What is property distribution?
When a couple goes through a divorce, everything they own must be divided between them. Every item (from furniture to vehicles to property) falls into one of two categories: (1) community property (all property acquired during the marriage) or (2) separate property (all property acquired before the marriage, or after separation, or during the marriage as a separate gift, inheritance, or bequest.). While these definitions may appear simple, the issues related to property division are not. The help of an experience divorce lawyer can make the process of property characterization and distribution easier and faster.
What is Community Property?

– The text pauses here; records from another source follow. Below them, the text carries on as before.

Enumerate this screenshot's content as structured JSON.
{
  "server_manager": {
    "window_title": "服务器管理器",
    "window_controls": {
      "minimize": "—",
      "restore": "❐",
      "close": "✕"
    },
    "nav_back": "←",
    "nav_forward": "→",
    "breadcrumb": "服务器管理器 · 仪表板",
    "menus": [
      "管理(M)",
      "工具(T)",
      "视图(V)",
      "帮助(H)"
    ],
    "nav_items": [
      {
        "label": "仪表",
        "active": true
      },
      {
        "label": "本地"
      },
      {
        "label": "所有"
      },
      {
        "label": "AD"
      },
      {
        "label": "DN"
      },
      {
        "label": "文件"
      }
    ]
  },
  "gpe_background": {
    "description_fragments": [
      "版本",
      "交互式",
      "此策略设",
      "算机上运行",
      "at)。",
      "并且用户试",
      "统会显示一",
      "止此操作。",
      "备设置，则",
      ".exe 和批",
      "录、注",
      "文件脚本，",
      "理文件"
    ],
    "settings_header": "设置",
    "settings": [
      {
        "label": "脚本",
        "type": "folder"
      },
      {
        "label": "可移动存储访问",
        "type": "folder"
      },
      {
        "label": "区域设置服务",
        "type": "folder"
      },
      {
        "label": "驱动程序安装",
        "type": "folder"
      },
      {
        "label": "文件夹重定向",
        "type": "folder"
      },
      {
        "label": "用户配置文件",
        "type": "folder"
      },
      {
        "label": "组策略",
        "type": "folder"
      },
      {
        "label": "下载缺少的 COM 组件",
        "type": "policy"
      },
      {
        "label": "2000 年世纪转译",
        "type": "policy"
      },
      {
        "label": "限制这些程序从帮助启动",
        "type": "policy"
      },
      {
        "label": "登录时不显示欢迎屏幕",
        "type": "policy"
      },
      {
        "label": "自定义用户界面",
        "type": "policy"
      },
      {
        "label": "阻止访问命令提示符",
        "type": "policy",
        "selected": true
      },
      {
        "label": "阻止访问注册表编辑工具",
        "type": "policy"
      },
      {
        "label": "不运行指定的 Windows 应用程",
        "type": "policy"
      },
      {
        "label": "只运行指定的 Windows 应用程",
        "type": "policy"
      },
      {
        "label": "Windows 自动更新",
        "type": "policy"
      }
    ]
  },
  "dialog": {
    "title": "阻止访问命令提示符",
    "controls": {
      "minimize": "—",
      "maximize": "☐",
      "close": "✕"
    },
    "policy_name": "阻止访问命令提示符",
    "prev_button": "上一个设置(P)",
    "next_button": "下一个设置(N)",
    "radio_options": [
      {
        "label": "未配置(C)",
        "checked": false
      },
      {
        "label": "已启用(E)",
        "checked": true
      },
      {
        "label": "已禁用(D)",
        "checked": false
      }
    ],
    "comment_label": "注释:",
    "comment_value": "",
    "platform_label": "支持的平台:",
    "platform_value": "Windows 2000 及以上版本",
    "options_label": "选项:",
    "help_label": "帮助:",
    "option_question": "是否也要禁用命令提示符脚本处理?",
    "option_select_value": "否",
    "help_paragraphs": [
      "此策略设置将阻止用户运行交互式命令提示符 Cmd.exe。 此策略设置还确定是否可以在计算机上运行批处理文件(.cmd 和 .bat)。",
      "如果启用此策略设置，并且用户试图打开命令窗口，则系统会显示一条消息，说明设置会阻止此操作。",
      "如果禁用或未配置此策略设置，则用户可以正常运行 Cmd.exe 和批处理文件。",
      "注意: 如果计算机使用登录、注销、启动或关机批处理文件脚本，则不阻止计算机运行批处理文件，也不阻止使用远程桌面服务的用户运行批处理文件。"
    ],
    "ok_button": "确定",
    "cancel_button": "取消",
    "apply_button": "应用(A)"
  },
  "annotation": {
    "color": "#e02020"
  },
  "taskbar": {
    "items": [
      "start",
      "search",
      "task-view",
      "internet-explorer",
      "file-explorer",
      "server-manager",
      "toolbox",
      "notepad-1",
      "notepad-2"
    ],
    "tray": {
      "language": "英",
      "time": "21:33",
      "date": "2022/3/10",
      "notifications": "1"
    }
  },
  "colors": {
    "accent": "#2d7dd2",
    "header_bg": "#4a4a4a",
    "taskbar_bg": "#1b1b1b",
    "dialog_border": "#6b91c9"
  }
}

In general terms community property is everything that either of the parties earned or acquired during marriage. Unless the parties signed a prenuptial or postnuptial agreement to restrict this basic covenant in family law, or transmuted (transferred) property to become one spouse’s separate property, everything acquired during the marriage is generally presumed to be community property.
Couples are often confused about money they earn while married. In almost all cases, salaries and earnings received by either party during marriage are considered community property. For example, if one spouse purchased a $15,000 car from his or her wages, that car is community property.
What is Separate Property?
In general terms, separate property is everything a spouse owned before marriage, or acquired during the marriage as a gift or inheritance. Rents, profits, or other money one earns from separate property is also separate property. Property bought with separate property is also separate property. All earnings after separation are also considered separate property. If the parties signed a prenuptial agreement, it is more than likely that everything accumulated during the marriage is separate property (depending on the terms of the prenuptial agreement).
What are the most common types of Separate Property?
The list below is not exclusive. Please note that the spouse claiming the property to be his/her separate property has the burden of proof in court if the other spouse disputes the claim.
1. Property owned before marriage.
2. Property that the spouses agree in writing is separate.
3. Gifts received (even from the other spouse) before or during marriage.
4. Property that one party acquires using separate property assets and is clearly kept separate.
5. Personal injury awards – while personal injury awards belong to both spouses during the marriage, when a couple divorces the remainder of the personal injury award belongs to the injured spouse. ?
6. Inheritance received by one party before or during marriage.
If the parties have substantial assets, even if there is no dispute as to what is separate and what is community, it is important that both parties consult with an experienced divorce lawyer.